As the term “sodium” implies, sulfates are salts whose main use in cosmetics is to create lather and foam, which is why they are particularly present in soaps and shampoos. It attracts both oil and water and therefore helps wash dirt and grime from our bodies.

Why do sulfates have a reputation as nasties?

Sulfates garnered a bad reputation for a few different reasons.

Firstly, there is an environmental concern around the way sulfates are manufactured. Sulfates are indeed often derived from petroleum (aka crude oil), which sourcing is linked to climate change, pollution and greenhouse gases.

Alternatively, sulfates can be derived from palm oil. While such sulfates are derived from a plant, palm oil is surrounded by controversy due to deforestation of tropical rainforests in favour of palm tree plantations.

Secondly, on a health level, both SLS and SLES have been associated with eyes, skin, mouth and lung irritation and have also been linked to acne. Unfortunately, many products causing irritation are also still using animal testing to assess whether they are “safe” to be used on humans.

Finally, as products with sulfates are being used in our showers as well as our household cleaning product, they end up going down our drains, eventually impacting marine life.

In the 1990’s, sulfates have been suspected to cause cancer but this has been disproven since.

SLS vs SLES. What is the best of two evils?

SLS is usually seen as the better cleaner though it is more aggressive and therefore more irritating. It is also the culprit in clogging pores and provoking acne breakouts. SLES is a milder version though it doesn’t clean as well.

But beware, SLS and SLES can be used as a combination in a single product, hence the importance of reading labels.

It is also important to remember that the concentration of sulfates in product can widely vary from 1% to 20% or higher!

What is the alternative to sulfates?

Most of us assume that foaming means cleaning but that is not necessarily true. Some products that don’t foam as much still efficiently clean. This is important to keep in mind when looking at sulfate-free alternatives.

Besides reading labels to ensure you are looking at a sulfate-free product, choosing solid soaps and shampoos is usually a step in the right direction. SLS and SLES are more likely to be present in liquid products.
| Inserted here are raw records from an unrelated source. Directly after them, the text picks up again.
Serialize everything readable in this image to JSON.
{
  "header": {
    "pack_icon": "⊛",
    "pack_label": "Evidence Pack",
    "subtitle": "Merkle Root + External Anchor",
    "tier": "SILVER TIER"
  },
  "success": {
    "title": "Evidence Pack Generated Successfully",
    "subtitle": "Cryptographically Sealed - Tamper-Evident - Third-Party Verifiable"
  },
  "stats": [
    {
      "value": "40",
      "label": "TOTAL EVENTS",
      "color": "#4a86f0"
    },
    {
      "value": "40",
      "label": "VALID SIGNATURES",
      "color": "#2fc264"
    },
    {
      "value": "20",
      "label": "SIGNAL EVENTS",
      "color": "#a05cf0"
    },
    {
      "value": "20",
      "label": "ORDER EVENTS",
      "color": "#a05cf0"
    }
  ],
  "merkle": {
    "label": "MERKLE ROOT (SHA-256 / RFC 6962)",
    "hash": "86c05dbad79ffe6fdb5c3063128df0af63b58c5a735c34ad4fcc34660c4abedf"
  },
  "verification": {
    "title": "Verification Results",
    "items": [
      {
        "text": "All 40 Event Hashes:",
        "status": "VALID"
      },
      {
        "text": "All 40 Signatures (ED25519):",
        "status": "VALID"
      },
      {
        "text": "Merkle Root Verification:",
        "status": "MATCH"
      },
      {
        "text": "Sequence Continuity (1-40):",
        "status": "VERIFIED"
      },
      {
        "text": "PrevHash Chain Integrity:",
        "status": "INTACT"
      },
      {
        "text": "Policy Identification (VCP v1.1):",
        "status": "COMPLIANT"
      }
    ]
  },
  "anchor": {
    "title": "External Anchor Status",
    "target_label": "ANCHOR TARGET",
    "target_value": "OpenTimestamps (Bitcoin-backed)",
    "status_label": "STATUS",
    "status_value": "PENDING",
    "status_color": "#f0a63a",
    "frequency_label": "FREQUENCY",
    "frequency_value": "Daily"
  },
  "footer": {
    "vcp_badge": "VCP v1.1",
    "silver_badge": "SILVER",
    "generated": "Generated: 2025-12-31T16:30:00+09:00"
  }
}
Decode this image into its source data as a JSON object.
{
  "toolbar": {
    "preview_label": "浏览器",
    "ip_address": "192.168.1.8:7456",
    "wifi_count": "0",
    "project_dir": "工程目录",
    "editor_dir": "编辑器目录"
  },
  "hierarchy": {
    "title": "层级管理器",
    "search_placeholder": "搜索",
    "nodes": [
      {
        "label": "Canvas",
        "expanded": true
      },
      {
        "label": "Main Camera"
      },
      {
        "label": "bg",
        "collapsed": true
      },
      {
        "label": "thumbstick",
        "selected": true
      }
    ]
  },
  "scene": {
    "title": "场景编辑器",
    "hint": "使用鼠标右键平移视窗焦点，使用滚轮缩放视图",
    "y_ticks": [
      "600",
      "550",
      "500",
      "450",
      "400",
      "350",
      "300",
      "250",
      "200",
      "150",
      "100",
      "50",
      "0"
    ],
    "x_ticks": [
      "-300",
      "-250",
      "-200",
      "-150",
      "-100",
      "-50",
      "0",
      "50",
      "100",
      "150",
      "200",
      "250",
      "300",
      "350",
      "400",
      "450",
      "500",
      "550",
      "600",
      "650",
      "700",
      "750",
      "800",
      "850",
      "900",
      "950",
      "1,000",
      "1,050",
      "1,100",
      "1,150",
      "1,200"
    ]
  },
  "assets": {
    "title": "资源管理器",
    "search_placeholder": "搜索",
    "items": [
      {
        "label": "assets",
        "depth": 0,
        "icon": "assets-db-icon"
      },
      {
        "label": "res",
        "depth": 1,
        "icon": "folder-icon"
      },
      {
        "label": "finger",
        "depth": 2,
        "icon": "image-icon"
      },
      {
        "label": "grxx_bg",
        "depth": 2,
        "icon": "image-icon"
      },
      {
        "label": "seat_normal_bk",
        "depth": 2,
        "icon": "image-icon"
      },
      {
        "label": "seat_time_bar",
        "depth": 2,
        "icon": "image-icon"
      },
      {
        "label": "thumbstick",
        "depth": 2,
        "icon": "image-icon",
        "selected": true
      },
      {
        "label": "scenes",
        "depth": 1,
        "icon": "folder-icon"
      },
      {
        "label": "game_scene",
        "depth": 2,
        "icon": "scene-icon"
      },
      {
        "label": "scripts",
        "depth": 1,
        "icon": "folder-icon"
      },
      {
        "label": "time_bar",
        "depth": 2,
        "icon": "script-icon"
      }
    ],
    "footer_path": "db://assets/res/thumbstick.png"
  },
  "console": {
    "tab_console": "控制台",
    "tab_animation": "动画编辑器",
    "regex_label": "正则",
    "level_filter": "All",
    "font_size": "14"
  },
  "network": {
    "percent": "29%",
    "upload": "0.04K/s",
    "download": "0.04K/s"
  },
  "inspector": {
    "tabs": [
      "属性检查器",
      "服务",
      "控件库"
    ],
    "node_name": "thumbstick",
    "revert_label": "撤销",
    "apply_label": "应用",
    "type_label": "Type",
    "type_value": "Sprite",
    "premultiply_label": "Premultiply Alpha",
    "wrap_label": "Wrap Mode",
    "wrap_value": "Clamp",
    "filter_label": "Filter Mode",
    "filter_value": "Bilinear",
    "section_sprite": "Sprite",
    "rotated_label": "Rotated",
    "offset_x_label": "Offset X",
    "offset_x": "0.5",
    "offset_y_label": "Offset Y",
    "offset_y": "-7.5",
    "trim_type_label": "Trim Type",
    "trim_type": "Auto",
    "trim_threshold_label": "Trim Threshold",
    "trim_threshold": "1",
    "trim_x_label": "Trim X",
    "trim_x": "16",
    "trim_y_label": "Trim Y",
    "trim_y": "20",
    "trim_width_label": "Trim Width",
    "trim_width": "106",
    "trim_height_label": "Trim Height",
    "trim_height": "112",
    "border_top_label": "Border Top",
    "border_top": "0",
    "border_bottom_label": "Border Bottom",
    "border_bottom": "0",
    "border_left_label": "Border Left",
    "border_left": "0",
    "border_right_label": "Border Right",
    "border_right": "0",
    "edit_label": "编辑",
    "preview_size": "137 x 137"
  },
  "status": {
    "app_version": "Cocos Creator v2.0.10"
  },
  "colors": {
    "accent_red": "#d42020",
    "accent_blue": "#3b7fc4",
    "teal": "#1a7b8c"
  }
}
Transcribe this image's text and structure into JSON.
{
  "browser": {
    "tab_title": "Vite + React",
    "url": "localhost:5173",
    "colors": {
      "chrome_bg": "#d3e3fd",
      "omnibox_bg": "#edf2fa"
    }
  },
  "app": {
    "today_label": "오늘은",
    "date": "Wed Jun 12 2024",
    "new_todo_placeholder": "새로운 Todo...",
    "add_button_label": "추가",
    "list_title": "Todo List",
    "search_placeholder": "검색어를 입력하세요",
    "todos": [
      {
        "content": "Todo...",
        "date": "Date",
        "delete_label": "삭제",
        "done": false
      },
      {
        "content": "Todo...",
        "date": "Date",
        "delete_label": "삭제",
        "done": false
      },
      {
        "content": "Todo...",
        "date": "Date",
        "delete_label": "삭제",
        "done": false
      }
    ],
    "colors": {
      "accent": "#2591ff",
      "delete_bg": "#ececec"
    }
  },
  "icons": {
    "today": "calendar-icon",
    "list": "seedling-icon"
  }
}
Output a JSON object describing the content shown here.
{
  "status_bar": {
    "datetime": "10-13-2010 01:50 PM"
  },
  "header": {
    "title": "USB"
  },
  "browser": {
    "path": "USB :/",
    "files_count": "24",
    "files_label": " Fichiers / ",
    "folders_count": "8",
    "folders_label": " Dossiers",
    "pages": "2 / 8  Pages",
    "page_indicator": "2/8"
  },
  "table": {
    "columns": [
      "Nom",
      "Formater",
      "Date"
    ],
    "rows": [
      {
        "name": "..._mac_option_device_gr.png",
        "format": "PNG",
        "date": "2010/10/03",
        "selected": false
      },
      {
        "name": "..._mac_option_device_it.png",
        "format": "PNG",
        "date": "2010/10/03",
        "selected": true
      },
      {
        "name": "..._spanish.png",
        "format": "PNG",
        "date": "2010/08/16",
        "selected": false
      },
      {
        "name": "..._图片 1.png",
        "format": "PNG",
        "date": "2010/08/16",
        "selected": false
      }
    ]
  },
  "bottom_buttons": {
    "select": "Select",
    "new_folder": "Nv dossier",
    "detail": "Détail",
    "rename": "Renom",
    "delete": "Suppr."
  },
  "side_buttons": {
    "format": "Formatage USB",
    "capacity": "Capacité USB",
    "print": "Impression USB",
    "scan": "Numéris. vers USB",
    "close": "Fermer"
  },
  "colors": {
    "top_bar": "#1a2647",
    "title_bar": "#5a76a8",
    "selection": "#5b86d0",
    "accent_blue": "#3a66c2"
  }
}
Solid products are likely to be oiled-based (still beware that they are free of palm oil!) and free of sulfates. For example, coconut oil is often a key ingredient in natural soaps as it has antibacterial properties to help clean the skin and will also create a fair amount of lather.

Stay tuned, Fargeot Natural Perfumes is about to release a range of natural soaps! Sulfate-free of course!